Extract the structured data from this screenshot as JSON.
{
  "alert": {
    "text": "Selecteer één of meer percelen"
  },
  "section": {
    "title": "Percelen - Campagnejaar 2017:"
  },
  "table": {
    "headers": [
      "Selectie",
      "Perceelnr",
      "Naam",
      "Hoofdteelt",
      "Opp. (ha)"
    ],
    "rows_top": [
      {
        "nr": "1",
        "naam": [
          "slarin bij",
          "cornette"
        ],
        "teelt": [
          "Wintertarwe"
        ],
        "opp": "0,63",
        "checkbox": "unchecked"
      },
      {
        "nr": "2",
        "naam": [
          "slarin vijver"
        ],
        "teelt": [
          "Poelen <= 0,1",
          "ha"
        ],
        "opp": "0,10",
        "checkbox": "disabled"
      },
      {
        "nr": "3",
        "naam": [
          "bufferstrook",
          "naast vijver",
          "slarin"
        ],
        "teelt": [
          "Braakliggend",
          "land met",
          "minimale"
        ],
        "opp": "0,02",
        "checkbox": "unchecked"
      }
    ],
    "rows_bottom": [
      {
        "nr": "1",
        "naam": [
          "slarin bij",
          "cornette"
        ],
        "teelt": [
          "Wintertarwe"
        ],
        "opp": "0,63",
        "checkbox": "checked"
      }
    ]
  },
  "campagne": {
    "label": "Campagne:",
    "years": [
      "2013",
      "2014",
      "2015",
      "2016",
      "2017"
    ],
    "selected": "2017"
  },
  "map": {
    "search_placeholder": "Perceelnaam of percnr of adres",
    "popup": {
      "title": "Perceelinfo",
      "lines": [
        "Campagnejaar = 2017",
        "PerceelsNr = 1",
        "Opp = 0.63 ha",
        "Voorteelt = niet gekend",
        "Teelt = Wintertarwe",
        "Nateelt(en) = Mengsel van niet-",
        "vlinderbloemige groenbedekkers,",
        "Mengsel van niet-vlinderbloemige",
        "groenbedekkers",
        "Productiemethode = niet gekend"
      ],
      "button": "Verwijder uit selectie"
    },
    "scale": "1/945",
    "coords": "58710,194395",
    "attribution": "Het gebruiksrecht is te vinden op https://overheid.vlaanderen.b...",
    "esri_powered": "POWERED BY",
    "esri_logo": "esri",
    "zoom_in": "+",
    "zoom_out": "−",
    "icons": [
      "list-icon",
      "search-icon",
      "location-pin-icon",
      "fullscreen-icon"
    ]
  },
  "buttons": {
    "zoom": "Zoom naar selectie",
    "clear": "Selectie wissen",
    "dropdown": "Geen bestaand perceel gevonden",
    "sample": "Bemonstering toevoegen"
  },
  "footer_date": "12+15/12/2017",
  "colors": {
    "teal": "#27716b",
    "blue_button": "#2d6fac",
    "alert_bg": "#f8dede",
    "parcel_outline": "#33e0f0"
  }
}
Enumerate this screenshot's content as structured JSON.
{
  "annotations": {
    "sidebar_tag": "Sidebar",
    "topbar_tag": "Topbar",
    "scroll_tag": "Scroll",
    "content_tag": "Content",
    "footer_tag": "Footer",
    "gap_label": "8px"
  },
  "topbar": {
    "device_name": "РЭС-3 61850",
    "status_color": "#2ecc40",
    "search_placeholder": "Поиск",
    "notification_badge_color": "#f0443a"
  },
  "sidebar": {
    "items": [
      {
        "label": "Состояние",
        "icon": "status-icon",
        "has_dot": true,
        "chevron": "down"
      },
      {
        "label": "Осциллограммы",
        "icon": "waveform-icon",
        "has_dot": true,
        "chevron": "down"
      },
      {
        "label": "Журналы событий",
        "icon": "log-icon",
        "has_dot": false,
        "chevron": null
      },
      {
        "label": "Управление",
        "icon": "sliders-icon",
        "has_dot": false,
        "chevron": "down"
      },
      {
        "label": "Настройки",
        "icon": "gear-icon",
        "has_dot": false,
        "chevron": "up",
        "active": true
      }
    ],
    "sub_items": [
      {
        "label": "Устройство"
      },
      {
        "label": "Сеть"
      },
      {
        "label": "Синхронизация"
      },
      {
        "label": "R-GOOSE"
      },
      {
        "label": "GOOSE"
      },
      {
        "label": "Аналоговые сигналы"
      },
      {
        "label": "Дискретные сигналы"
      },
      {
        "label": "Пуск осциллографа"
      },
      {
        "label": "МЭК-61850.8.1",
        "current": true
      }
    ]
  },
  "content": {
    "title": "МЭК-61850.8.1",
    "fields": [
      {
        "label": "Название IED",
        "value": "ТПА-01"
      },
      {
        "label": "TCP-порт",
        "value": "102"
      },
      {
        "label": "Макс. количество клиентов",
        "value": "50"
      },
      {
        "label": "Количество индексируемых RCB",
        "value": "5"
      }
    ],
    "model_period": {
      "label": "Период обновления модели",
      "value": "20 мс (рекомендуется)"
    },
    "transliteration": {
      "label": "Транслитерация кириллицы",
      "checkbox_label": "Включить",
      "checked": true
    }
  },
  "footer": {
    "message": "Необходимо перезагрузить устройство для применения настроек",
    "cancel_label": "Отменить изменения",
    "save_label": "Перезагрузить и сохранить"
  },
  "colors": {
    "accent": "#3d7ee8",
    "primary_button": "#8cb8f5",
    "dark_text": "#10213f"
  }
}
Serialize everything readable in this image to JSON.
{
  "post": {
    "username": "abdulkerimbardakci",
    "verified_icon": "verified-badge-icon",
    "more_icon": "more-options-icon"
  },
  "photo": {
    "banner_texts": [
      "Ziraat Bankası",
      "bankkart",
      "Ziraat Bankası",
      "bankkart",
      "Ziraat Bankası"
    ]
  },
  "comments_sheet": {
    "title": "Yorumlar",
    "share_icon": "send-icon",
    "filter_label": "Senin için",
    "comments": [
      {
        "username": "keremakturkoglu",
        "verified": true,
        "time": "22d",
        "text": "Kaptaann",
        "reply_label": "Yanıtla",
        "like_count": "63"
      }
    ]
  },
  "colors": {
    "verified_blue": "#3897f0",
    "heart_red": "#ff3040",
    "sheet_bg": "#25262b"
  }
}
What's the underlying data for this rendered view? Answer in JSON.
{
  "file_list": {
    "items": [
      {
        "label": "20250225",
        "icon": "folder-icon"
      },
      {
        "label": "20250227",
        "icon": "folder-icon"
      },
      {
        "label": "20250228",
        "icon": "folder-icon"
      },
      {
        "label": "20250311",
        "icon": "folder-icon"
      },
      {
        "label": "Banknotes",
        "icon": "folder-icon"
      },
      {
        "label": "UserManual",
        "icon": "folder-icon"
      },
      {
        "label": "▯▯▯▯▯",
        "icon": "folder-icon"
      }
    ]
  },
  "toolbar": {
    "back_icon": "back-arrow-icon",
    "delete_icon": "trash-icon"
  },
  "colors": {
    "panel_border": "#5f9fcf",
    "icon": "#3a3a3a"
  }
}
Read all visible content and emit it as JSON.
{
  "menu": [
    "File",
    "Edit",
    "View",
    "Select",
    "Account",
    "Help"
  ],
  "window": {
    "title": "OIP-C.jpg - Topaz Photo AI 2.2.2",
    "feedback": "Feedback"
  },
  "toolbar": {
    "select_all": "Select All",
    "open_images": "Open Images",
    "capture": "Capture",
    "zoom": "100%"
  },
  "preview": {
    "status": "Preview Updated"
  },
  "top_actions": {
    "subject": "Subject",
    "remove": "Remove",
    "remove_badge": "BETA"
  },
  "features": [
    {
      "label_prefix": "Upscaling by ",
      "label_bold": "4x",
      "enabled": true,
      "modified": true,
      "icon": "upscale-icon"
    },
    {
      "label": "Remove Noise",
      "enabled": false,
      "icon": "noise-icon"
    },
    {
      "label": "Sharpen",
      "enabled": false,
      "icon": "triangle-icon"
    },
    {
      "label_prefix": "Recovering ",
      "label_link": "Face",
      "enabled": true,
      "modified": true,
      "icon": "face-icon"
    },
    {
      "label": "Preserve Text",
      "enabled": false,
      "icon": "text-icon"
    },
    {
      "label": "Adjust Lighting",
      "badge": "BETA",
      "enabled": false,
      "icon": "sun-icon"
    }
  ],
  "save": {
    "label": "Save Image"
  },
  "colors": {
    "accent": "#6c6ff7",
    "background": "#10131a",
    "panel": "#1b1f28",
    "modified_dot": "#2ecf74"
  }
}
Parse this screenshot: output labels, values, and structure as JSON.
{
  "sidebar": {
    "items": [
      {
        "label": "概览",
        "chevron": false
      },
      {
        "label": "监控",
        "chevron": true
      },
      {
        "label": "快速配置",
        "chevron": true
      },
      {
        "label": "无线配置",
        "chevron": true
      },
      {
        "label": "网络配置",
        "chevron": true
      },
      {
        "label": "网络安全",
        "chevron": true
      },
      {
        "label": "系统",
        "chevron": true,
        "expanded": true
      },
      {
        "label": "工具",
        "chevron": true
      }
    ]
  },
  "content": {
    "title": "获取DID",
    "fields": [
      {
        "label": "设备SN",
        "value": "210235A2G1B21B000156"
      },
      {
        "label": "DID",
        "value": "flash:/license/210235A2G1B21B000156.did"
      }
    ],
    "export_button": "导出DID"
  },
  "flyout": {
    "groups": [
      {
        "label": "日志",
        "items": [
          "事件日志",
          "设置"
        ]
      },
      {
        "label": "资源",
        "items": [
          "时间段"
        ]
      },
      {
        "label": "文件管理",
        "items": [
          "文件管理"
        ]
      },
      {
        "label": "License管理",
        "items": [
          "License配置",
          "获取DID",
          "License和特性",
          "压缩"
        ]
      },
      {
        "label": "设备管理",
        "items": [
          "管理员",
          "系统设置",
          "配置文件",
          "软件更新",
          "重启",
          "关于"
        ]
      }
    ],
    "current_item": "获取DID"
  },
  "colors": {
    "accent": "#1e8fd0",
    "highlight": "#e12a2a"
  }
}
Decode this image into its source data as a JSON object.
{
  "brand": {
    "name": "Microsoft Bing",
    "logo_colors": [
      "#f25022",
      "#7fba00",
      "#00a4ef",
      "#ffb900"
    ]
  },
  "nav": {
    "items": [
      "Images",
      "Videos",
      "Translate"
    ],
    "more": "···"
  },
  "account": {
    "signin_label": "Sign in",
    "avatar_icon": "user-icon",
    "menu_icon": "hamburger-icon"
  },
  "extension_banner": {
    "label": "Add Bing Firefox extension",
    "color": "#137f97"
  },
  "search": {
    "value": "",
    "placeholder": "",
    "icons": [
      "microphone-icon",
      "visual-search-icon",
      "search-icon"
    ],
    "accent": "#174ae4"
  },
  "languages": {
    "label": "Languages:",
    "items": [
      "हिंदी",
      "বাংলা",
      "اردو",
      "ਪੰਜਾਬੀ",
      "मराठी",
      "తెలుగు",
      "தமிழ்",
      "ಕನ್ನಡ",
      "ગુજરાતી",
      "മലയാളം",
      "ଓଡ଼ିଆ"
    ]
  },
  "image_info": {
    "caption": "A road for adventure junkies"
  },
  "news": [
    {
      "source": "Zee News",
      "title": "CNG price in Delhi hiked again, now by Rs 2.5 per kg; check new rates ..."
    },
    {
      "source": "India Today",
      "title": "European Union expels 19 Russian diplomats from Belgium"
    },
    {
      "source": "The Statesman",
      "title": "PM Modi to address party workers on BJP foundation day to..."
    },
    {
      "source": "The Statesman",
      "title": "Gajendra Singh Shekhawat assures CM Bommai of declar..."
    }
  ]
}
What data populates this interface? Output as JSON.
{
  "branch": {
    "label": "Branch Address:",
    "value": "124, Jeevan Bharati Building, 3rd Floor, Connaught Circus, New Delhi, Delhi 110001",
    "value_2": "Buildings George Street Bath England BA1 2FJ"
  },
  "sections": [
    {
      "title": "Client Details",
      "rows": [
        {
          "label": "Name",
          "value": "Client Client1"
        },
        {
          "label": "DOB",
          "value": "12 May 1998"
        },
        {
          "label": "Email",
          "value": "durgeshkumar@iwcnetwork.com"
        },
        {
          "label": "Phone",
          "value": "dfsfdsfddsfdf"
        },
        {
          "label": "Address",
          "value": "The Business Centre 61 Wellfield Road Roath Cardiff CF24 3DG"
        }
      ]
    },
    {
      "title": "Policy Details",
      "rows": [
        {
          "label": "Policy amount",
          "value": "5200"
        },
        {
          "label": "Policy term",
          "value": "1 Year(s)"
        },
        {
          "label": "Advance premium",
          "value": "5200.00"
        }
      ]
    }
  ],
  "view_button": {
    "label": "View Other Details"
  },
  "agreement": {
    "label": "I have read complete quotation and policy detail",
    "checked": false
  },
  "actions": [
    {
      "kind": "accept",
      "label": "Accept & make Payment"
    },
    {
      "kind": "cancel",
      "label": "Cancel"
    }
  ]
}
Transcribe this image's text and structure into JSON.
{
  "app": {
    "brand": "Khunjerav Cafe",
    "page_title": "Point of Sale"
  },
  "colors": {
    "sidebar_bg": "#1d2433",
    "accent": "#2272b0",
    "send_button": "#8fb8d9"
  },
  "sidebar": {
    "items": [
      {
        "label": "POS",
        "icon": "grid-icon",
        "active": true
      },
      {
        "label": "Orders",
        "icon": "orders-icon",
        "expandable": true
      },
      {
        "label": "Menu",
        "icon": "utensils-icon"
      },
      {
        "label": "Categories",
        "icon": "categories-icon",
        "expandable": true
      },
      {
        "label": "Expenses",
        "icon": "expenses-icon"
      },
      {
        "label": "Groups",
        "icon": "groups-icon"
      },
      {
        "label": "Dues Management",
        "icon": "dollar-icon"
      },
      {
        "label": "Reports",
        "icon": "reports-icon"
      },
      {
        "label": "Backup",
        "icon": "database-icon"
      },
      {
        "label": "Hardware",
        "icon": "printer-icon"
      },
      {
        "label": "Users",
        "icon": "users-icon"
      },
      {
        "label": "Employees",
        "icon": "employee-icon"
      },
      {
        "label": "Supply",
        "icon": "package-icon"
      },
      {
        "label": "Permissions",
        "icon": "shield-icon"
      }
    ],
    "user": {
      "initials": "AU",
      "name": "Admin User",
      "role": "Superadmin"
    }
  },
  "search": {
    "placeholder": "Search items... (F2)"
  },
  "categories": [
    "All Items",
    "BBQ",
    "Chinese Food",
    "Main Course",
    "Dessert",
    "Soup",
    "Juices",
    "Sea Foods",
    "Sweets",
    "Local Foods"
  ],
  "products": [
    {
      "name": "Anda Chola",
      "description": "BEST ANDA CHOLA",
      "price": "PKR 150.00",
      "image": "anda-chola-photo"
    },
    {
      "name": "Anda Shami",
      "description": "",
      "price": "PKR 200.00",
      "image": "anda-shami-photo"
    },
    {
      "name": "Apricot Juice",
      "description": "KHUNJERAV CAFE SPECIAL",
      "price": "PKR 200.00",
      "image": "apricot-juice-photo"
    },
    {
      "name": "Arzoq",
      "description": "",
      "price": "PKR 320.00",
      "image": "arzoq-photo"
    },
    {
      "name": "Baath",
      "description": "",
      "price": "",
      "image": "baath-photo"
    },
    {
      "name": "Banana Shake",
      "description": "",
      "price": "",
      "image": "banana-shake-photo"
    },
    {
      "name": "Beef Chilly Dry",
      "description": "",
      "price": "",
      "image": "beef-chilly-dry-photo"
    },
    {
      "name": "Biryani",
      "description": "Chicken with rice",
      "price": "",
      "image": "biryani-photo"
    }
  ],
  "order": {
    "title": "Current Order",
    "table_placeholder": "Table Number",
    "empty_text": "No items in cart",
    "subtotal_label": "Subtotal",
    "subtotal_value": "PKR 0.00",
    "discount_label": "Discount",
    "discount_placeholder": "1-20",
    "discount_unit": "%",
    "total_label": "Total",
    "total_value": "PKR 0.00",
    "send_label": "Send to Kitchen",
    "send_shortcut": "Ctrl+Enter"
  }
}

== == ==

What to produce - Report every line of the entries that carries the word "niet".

Reply to the exercise -
        "Voorteelt = niet gekend",
        "Nateelt(en) = Mengsel van niet-",
        "Mengsel van niet-vlinderbloemige",
        "Productiemethode = niet gekend"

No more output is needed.